Hello Sara,

Revolving doors in cold climates often have an edge seal that wipes on a fixed cylindrical surface at the edge of the door to reduce to amount of heat lost to air flowing through what would otherwise be a gap that would leak a lot of air around the edge of the door. The friction between the seal and the surface is probably a significant torque load on the motor that rotates the door.  The cylindrical surface is only on 90 degree sections on the sides next to the wall and there are 90 degree sections that are open to allow people to enter and leave the building through the revolving door. Another significant torque is when the door edge seal goes from the opening to the cylindrical surface. There is also a seal that wipes on the floor and ceiling of the revolving door frame. At least these seals don't have intermittent contact the way the edge seal does.
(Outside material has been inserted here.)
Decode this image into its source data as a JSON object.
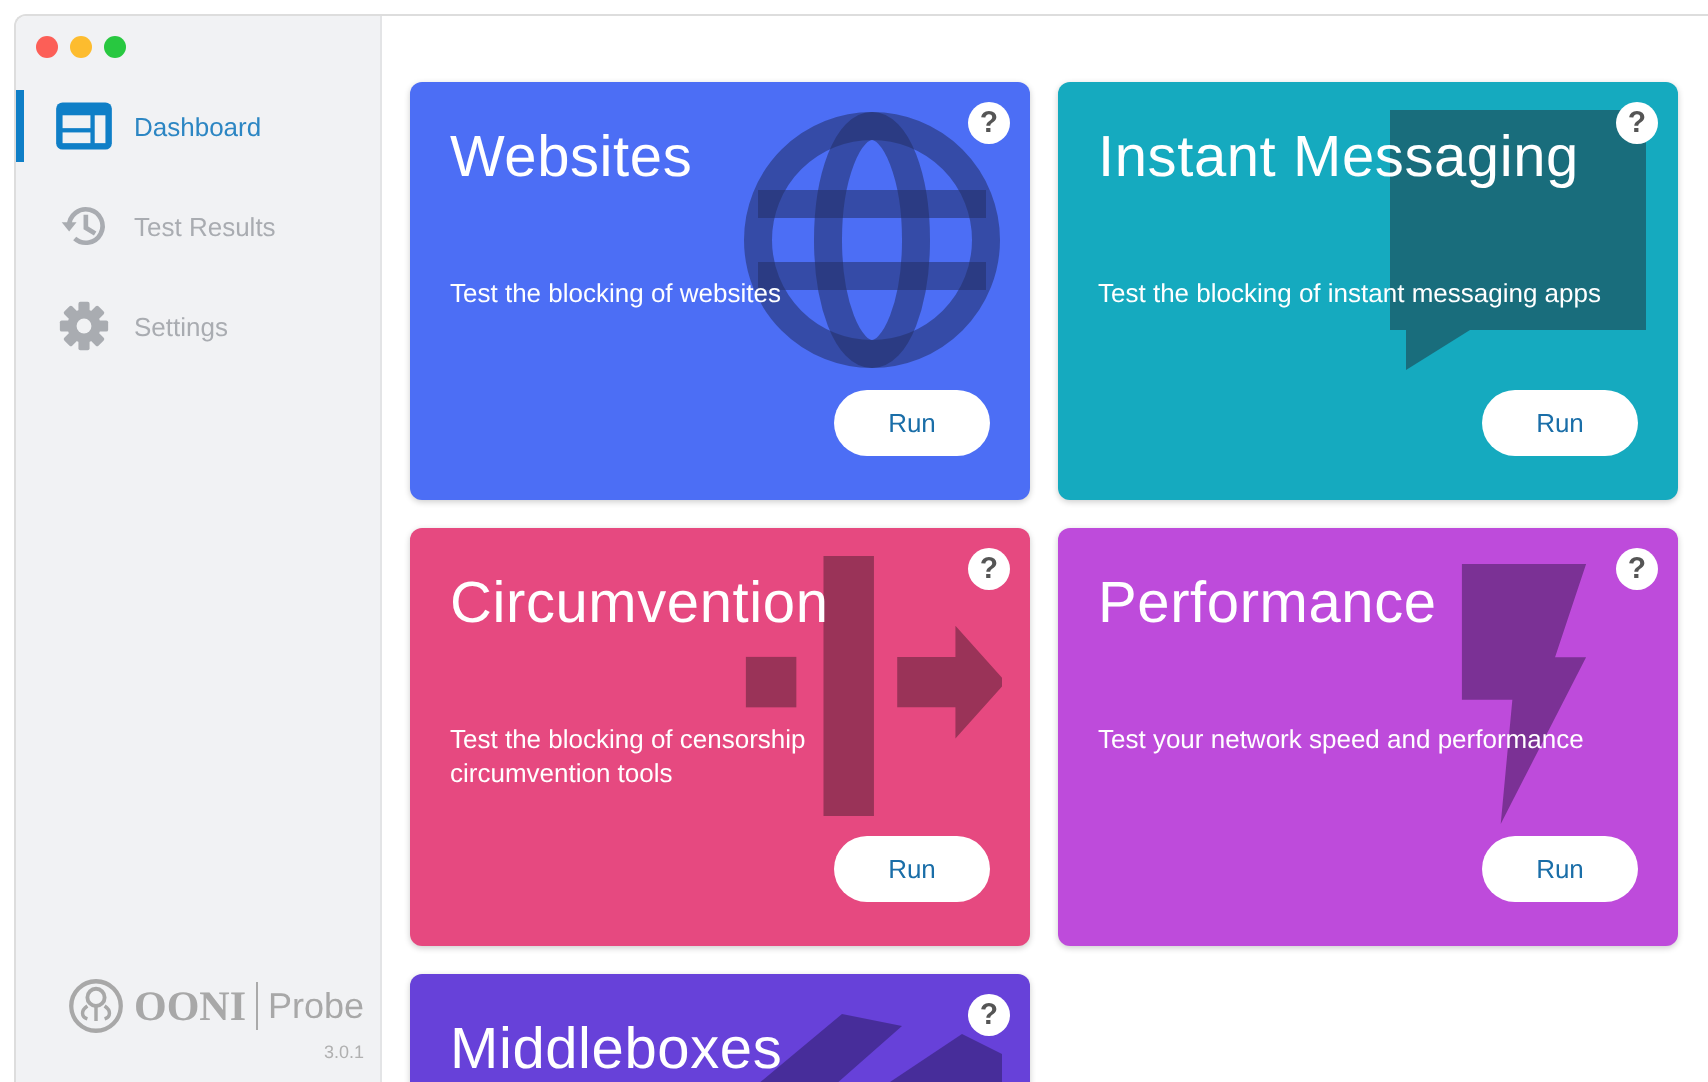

The forces generated by these seals will be orders of magnitude larger than any pressure differences between the inside and outside air in the building.  The effect of temperature may be to change the stiffness of these seals.  A "brush" style seal may have very little change in stiffness with temperature.